Dominican Republic celebrates Mercedes Day in honor of Our Lady of Mercy, Patroness of Dominican Republic. This catholic holiday is celebrated throughout the country, and as with the Virgen de Altagracia Day, a series of events are held to commemorate the national holiday. Masses are celebrated in honor of the patron saint, followed by a procession through the Colonial Zone. The first apparition of the patron is claimed to have taken place in 1495 when she spoke to a group of Spanish soldiers who were fighting the Taino Indians. Our Lady of Mercies then appeared on several more occasions at Santo Cerro, where a church has been built in her honor.
Constitution Day – November 6th
On the 6th of November in the year 1844, the same year in which the Dominican Republic was proclaimed an independent nation (Feb 27th), the first Constitution was signed in San Cristóbal, a town nearby Santo Domingo, where it was influenced by the laws of the Spanish, French and North-Americans.
It is so interesting, and important, to learn the history of any country, especially if it is the one you are from. It fills you with a sense of pride and patriotism, and makes the celebrations and calendar-highlighted holidays all the more meaningful.
We hope you are around during these dates so you can celebrate with us! TOMORROW there is Catholic Mass in the St. Stanislaus church tomorrow at 5pm to commemorate the Virgen de la Altagracia. See you there!
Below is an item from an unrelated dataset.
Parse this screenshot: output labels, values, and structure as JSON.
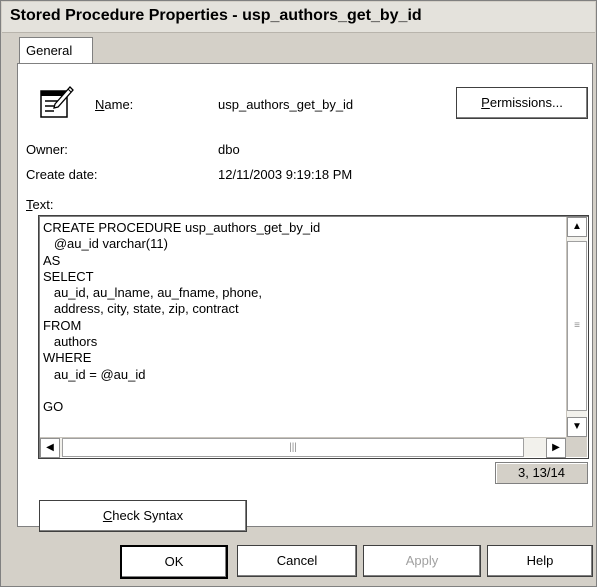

Catholic Mass in celebration of the Virgen de la Altagracia
Where: St. Stanislaus church, Altos de Chavón
When: Thursday, January 21th, 5pm